There is no wrong way to eat pumpkin pie, after all. Some families might have secret recipes or favorite bakeries, but at a certain point, the quality of the pie becomes secondary to the quality of the ritual. A great deal of pumpkin pie I've consumed came out of noisy, round plastic carriers retrieved from a Safeway bakery's seasonal selection shelf. The pie might be transferred to a more presentable vehicle for the Thanksgiving table at some point in the night, or weary parents might simply offer up slices straight from the refrigerator to unused salad plates.

Even after all these years, I've never actually made my own pumpkin pie, due in part to the overwhelming results when you Google "pumpkin pie recipe," but mostly because I don't own a pie pan for the aforementioned reason that I would use it once a year. One ill-advised college Thanksgiving away from home, I even attempted to fulfill my craving with pumpkin pie vodkanot a recommended substitute.

This year, though, in a fit of uncharacteristic festivity, I ordered a pumpkin pie from a fantastic local bakery ahead of the holiday, unable to wait another week. When I opened up the box at home, the dark gold pie was revealed, complete with an oat crust thumbed into delicate scalloped edgings. My boyfriend and I eagerly raced through dinner before cutting ourselves fat slices and topping them off with picture-perfect swirls of whip cream.

This will be my seventh year spending Thanksgiving away from my family.

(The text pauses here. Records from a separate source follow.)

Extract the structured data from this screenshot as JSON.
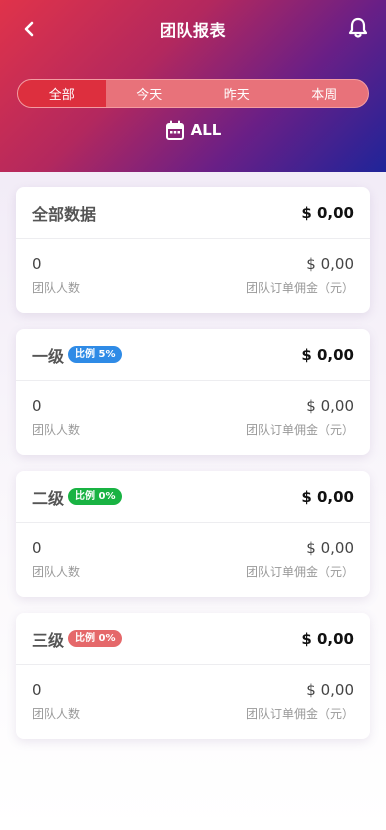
{
  "header": {
    "title": "团队报表",
    "back_icon": "chevron-left-icon",
    "bell_icon": "bell-icon",
    "gradient": [
      "#e0334a",
      "#b3285e",
      "#6a1f86",
      "#1f2499"
    ]
  },
  "tabs": [
    {
      "label": "全部",
      "active": true
    },
    {
      "label": "今天",
      "active": false
    },
    {
      "label": "昨天",
      "active": false
    },
    {
      "label": "本周",
      "active": false
    }
  ],
  "date_filter": {
    "icon": "calendar-icon",
    "label": "ALL"
  },
  "cards": [
    {
      "title": "全部数据",
      "badge": null,
      "badge_color": null,
      "amount": "$ 0,00",
      "count": "0",
      "count_label": "团队人数",
      "commission": "$ 0,00",
      "commission_label": "团队订单佣金（元）"
    },
    {
      "title": "一级",
      "badge": "比例 5%",
      "badge_color": "#2f8be6",
      "amount": "$ 0,00",
      "count": "0",
      "count_label": "团队人数",
      "commission": "$ 0,00",
      "commission_label": "团队订单佣金（元）"
    },
    {
      "title": "二级",
      "badge": "比例 0%",
      "badge_color": "#19b343",
      "amount": "$ 0,00",
      "count": "0",
      "count_label": "团队人数",
      "commission": "$ 0,00",
      "commission_label": "团队订单佣金（元）"
    },
    {
      "title": "三级",
      "badge": "比例 0%",
      "badge_color": "#e5686a",
      "amount": "$ 0,00",
      "count": "0",
      "count_label": "团队人数",
      "commission": "$ 0,00",
      "commission_label": "团队订单佣金（元）"
    }
  ]
}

I no longer duck ladles or dodge relatives; these days, I book a quiet dinner in the city somewhere with my boyfriend, and head home for the holidays on the West Coast at the end of December. But after eating those two large slices, I realized something about pumpkin pie that I'd missed before: With two slices gone, there was still so much pie left.

While there is nothing wrong with eating an entire pie alone (reader: we did), the single most defining characteristic of a pie is that it's meant to be enjoyed by a group. While certain desserts are designed for the solo diner — cookies, scoops of ice cream, even the single-slice serving of pie at the end of the night at a restaurant — a whole pie is aggressive in its demand to be portioned into slivers.

One day I'll go home for Thanksgiving, and doing so, I know I'll submit myself to the same barrage of questions and critiques that I always am. I'll steal second helpings of candied yams, I'll make small talk in hallways and step over dogs in food comas and toddlers gumming mashed potatoes.

And when it comes time for the pie, I'll get in line — into the crush of friends and relatives, tipsy and tired, laughing and teasing — and I'll idly hope that when it comes my turn, there will still be a slice of pumpkin left.